Initially, I wrote this script to give me frequent feedback on the signal strength. This is useful when adjusting antennas to that sweet spot that give stronger signals; especially if you’re testing some homemade tinfoil parabolic reflectors! If you have a portable wireless device, like a netbook, you can
ssh into your (wireless) desktop and run
wireless-strength to get realtime feedback on adjustments to the access point’s antenna… assuming the connection doesn’t break. And, of course, you can just walk around running it on your mobile device to create a kind of wireless heatmap.
If you have gnuplot, you can also generate graphs from the data with
ws-plot. This is me walking around my house with my notebook:
I started in my room (40% ), which is where the first peak is – near the window.

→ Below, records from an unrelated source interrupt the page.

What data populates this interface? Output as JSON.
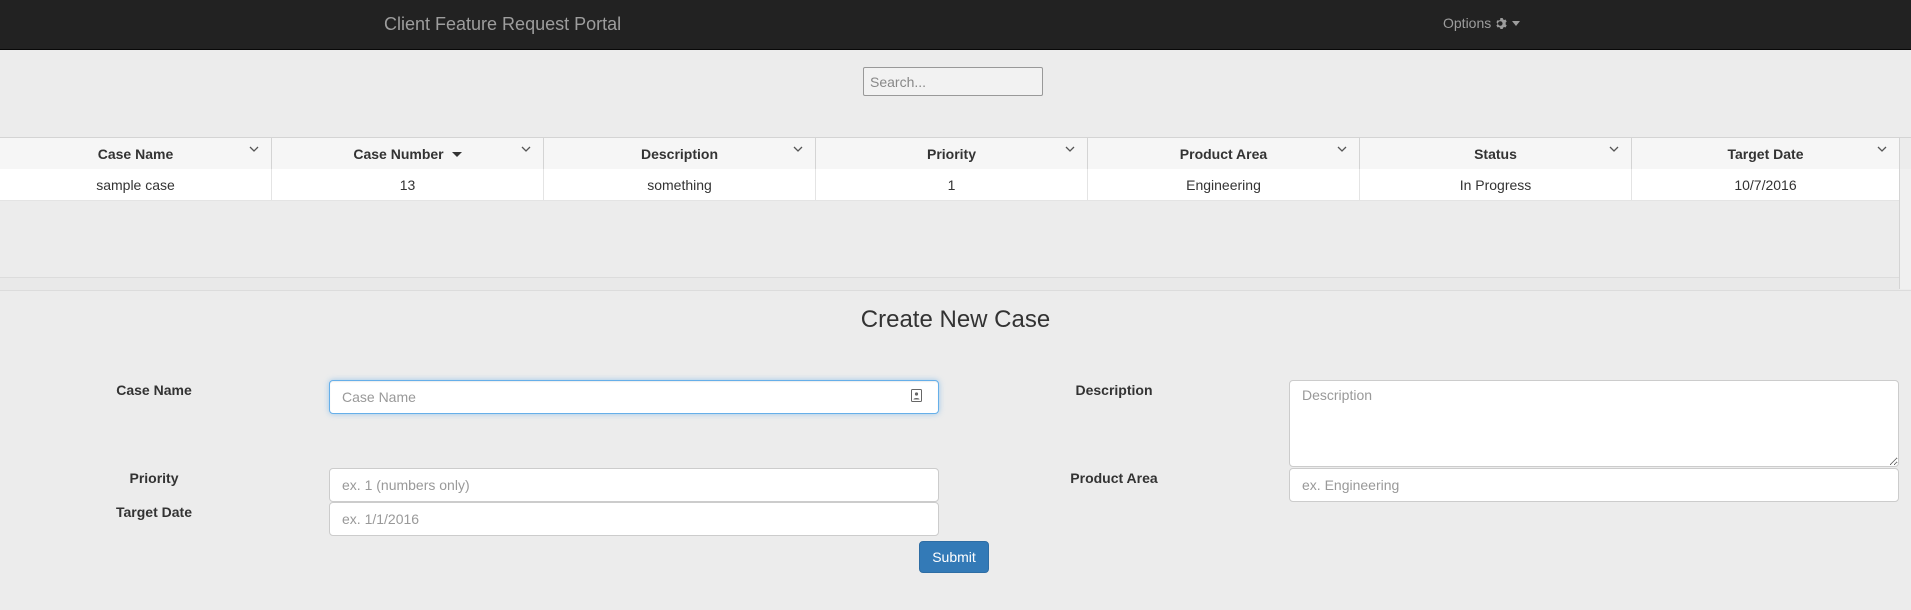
{
  "navbar": {
    "brand": "Client Feature Request Portal",
    "options_label": "Options"
  },
  "search": {
    "placeholder": "Search..."
  },
  "grid": {
    "columns": [
      "Case Name",
      "Case Number",
      "Description",
      "Priority",
      "Product Area",
      "Status",
      "Target Date"
    ],
    "sorted_column": "Case Number",
    "rows": [
      [
        "sample case",
        "13",
        "something",
        "1",
        "Engineering",
        "In Progress",
        "10/7/2016"
      ]
    ]
  },
  "form": {
    "title": "Create New Case",
    "case_name_label": "Case Name",
    "case_name_placeholder": "Case Name",
    "description_label": "Description",
    "description_placeholder": "Description",
    "priority_label": "Priority",
    "priority_placeholder": "ex. 1 (numbers only)",
    "product_area_label": "Product Area",
    "product_area_placeholder": "ex. Engineering",
    "target_date_label": "Target Date",
    "target_date_placeholder": "ex. 1/1/2016",
    "submit_label": "Submit"
  },
  "colors": {
    "navbar_bg": "#222222",
    "accent": "#337ab7",
    "focus": "#66afe9"
  },
  "icons": {
    "options": "gear-icon",
    "options_caret": "caret-down-icon",
    "column_menu": "chevron-down-icon",
    "sort": "sort-descending-icon",
    "autofill": "contact-card-icon"
  }
}
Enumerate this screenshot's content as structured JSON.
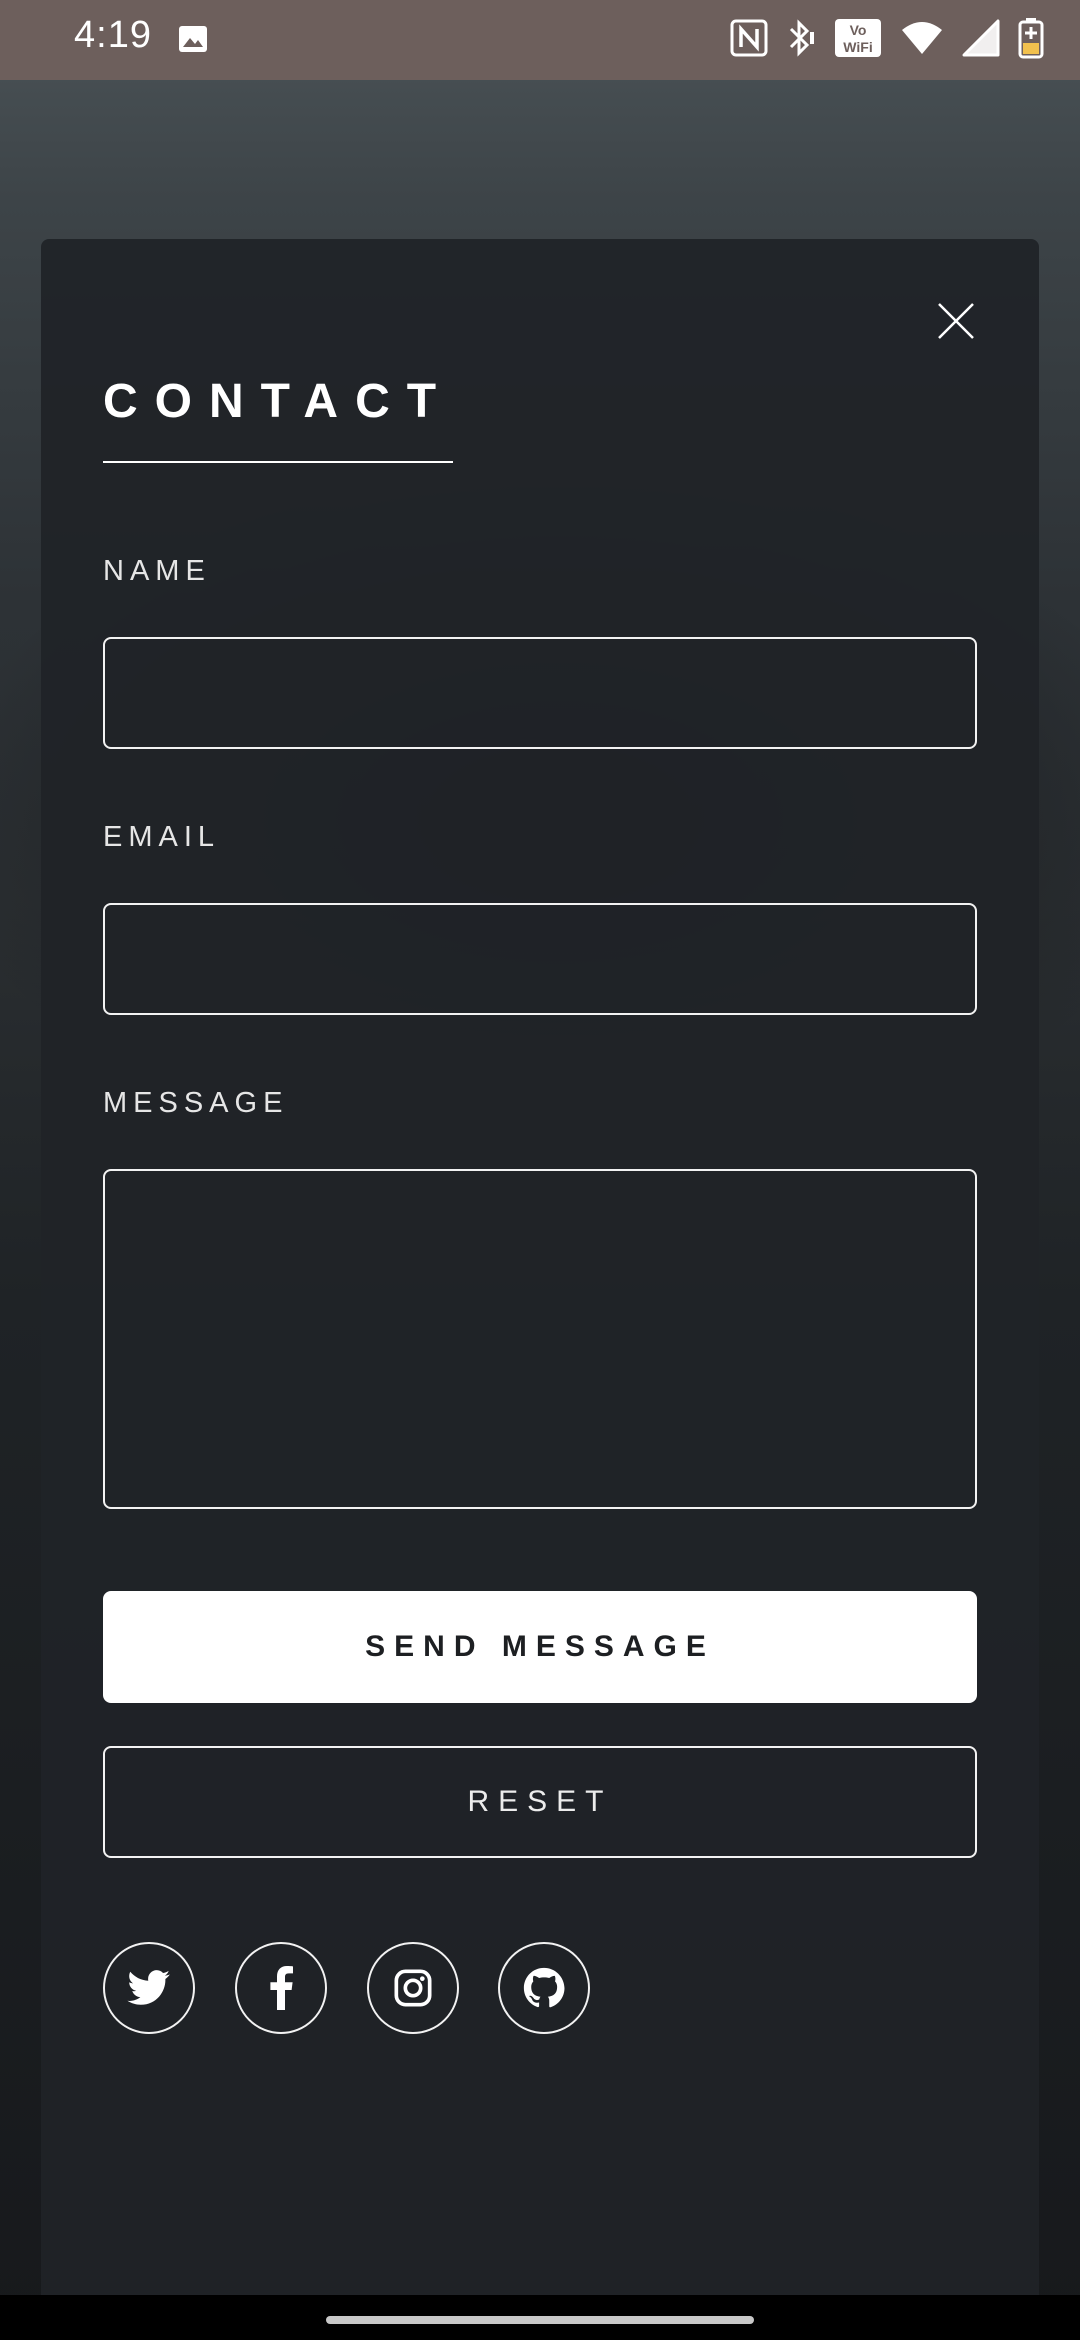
{
  "status_bar": {
    "time": "4:19",
    "icons": [
      "gallery-icon",
      "nfc-icon",
      "bluetooth-icon",
      "vowifi-icon",
      "wifi-icon",
      "signal-icon",
      "battery-icon"
    ],
    "vowifi_text_top": "Vo",
    "vowifi_text_bottom": "WiFi"
  },
  "modal": {
    "title": "CONTACT",
    "fields": {
      "name_label": "NAME",
      "name_value": "",
      "email_label": "EMAIL",
      "email_value": "",
      "message_label": "MESSAGE",
      "message_value": ""
    },
    "buttons": {
      "send_label": "SEND MESSAGE",
      "reset_label": "RESET"
    },
    "social": [
      "twitter-icon",
      "facebook-icon",
      "instagram-icon",
      "github-icon"
    ]
  },
  "colors": {
    "status_bar_bg": "#6d5f5c",
    "modal_bg": "#202327",
    "accent": "#ffffff"
  }
}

Left my room, back to 40%, peak near window again, then bathroom… 40%. The climb from 40-80% is me walking towards the TV room (PS3 lives in a solid 80% zone, at least!). Walked upstairs, got 100% in most areas (that’s where the Access Point is) – tried a bedroom, dropped to 40%.
Download the scripts and get more details here: https://github.com/izm/wireless-strength
This script originated years back, but I recently tried using it on my laptop and it didn’t work! Unacceptable! The original parsed the output of
iwconfig. But what showed up as “Quality=30/70″ on my desktop, would show up as “Quality:4″ on my laptop. COMPLETELY DIFFERENT. Even the character after “Quality” was different! o.O The output of iwconfig is driver dependent, which is why I looked to
network-manager. I figured there’s probably a nice dbus command I can send to network-manager for that purpose – but I got tired of looking and decided to just parse output again. :/ Luckily, network-manager includes
nm-tool. It’s certainly not a clean solution, but it works for now.
I also used
updating rewriting the script as an excuse to get better acquainted with git – which I’m really liking.
Every time I do a
bash script, I vow to do the next script in Python. I like Python and I don’t like Bash… but there’s a certain… nativeness or dependency-free elegance to bash scripts. Still, I hate writing them, and the next script’s in Python!